I’ve not read any fantasy books featuring sirens as anything but villainous characters, so it was an interesting change reading a sea-based world that wasn’t focussed on mermaids or other sea creatures. In this world, sirens have their own unique society and customs which are introduced throughout as we learn more about them and the human society. Both are in opposition and warring over their territories, which leads Captain Kian to wage war against all sirens–a war which only Perle can stop. But can Perle bring humankind and sirens together without it getting bloody?
What I appreciated most about Our Bloody Pearl is the care which went into creating a diverse cast. Perle is a non-binary character, and there is other LGBT+ representation with the human crew as well.
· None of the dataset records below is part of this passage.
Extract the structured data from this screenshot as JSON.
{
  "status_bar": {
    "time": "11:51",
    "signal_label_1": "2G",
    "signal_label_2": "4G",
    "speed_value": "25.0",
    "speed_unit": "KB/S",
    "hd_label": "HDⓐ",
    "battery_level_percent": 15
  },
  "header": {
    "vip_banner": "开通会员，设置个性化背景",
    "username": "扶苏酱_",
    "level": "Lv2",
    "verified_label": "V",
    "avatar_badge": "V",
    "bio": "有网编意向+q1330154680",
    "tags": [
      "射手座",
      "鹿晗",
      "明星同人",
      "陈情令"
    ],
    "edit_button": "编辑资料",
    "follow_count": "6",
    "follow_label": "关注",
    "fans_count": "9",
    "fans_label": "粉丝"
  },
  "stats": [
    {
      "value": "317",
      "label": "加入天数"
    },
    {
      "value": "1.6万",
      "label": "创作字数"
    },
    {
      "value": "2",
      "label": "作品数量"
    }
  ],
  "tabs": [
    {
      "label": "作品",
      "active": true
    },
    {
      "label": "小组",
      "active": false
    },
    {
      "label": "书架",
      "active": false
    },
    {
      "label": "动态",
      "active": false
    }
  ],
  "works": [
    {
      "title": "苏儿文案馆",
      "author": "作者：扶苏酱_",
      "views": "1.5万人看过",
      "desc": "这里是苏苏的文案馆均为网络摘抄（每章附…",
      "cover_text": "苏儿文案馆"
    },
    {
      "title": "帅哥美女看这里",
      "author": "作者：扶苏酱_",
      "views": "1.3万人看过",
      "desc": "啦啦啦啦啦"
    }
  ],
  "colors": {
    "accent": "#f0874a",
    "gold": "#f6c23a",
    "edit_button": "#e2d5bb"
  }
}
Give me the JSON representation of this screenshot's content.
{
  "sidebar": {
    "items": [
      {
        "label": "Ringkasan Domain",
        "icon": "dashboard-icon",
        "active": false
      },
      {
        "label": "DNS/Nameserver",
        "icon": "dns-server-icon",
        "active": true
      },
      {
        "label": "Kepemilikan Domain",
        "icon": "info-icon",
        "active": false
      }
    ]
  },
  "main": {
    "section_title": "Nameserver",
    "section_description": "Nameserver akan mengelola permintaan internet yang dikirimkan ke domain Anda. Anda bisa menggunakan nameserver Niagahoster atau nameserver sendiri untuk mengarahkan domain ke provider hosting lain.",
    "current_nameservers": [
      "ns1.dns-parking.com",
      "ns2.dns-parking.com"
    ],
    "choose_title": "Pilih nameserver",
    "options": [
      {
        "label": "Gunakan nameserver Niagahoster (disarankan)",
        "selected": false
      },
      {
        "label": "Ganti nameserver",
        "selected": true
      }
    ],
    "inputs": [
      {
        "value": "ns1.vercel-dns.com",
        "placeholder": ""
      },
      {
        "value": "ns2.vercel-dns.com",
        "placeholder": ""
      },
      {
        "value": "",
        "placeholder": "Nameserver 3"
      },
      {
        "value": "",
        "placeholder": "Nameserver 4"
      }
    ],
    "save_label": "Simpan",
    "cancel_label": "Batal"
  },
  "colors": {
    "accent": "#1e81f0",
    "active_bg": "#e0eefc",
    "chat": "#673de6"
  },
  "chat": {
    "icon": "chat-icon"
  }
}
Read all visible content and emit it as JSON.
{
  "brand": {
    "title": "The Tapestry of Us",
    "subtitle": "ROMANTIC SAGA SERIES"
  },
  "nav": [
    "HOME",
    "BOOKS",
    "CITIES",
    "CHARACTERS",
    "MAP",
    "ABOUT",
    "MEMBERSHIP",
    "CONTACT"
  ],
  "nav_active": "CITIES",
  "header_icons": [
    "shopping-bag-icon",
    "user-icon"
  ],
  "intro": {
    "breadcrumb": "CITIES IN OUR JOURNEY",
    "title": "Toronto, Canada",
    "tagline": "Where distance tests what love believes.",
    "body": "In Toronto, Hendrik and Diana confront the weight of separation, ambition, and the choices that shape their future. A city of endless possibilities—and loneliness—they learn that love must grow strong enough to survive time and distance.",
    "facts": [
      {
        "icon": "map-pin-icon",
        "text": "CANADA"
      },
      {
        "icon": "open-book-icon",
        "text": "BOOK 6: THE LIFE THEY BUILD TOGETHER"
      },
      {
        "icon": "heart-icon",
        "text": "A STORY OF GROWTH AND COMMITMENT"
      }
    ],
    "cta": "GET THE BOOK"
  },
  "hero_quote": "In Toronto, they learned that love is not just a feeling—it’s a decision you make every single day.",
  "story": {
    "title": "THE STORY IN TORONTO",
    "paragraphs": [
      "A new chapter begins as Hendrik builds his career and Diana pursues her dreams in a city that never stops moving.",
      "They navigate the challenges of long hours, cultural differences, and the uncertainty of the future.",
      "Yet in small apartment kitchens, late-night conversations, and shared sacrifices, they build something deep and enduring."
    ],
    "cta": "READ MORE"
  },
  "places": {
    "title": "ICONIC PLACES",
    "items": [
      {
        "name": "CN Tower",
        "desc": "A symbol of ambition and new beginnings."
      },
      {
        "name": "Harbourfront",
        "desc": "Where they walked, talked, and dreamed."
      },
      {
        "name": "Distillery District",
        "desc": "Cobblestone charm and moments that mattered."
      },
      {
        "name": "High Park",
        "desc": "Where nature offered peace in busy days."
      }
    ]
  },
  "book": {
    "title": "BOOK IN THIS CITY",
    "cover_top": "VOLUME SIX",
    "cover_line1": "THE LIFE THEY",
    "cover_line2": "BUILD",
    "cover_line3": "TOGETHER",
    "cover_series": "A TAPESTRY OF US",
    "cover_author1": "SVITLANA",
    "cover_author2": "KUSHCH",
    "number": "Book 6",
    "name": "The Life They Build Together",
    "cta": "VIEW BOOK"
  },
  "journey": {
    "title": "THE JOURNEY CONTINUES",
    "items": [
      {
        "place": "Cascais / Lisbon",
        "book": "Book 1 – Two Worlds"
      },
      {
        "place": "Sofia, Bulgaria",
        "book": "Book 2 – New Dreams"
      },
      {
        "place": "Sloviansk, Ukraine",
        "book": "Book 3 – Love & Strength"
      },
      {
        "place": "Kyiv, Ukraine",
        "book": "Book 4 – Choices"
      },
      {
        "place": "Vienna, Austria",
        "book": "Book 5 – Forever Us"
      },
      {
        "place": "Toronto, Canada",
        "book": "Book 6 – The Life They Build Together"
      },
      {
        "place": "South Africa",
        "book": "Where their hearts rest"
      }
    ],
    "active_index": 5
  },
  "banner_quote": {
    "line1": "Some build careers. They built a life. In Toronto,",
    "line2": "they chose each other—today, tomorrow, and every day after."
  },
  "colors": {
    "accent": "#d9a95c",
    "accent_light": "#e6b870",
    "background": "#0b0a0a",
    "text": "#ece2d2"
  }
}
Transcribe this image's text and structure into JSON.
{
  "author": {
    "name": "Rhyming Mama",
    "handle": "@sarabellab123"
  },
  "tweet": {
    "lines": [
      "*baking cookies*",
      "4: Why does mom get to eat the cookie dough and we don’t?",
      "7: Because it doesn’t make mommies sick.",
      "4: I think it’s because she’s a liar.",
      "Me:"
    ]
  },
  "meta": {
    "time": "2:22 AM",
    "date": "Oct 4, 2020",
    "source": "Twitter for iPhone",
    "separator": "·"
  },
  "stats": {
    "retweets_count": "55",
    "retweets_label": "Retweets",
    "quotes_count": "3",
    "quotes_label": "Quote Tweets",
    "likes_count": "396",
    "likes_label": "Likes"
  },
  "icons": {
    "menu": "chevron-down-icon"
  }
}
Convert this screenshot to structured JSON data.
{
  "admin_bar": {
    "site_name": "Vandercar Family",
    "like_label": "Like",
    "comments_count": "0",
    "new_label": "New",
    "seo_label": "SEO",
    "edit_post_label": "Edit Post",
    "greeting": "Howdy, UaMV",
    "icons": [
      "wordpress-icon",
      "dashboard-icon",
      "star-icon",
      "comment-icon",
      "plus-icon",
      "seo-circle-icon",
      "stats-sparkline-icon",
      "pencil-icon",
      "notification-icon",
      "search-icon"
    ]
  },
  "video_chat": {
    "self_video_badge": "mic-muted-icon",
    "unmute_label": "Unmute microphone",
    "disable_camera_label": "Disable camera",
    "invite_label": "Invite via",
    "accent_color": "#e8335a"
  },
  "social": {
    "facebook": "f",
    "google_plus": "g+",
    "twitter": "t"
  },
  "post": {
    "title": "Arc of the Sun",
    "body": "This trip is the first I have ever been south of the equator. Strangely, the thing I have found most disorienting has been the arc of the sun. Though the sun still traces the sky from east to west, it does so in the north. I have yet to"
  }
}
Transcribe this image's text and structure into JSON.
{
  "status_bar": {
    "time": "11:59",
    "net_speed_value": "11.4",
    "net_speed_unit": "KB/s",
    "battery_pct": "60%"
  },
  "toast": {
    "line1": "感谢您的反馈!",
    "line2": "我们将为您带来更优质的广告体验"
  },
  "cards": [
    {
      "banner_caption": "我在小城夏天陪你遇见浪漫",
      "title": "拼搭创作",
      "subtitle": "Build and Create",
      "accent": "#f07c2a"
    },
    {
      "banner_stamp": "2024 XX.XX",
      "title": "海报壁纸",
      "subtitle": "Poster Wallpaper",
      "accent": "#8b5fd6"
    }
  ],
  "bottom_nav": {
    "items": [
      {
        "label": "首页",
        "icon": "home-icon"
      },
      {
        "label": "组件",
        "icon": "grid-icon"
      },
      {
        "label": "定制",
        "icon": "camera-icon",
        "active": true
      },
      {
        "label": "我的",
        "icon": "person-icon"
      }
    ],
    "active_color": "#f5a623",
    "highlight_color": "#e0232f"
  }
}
Perle’s journey of change also touches on how to accept changes in their own body and what that means for their future–not just wanting to return to what they were, but to adapt to who they are now.
While there is some violence, swearing, and discussion of abuse, I feel like Our Bloody Pearl’s writing style, pace, and characterization would be great for YA fantasy fans. And while I’m talking about Our Bloody Pearl, I again have to mention how creative and unique that cover is! I especially love the detail of the tail within the waves. This is one of my favourite indie covers ever!
Our Bloody Pearl is a touching tale of healing and change within a seafaring steampunk world.
About the Author:
D.N. Bryn began writing short stories in middle school and has yet to stop. They received their bachelors degree in Biochemistry and Cell Biology from UCSD, and enjoy a day job involving respiratory disease research. They bring their love for animals, science, and mythology into all their writing, and are passionate about creating inclusive worlds where a diverse array of characters can go on grand adventures without being hindered by social misconceptions based on their appearance, sexuality, or gender.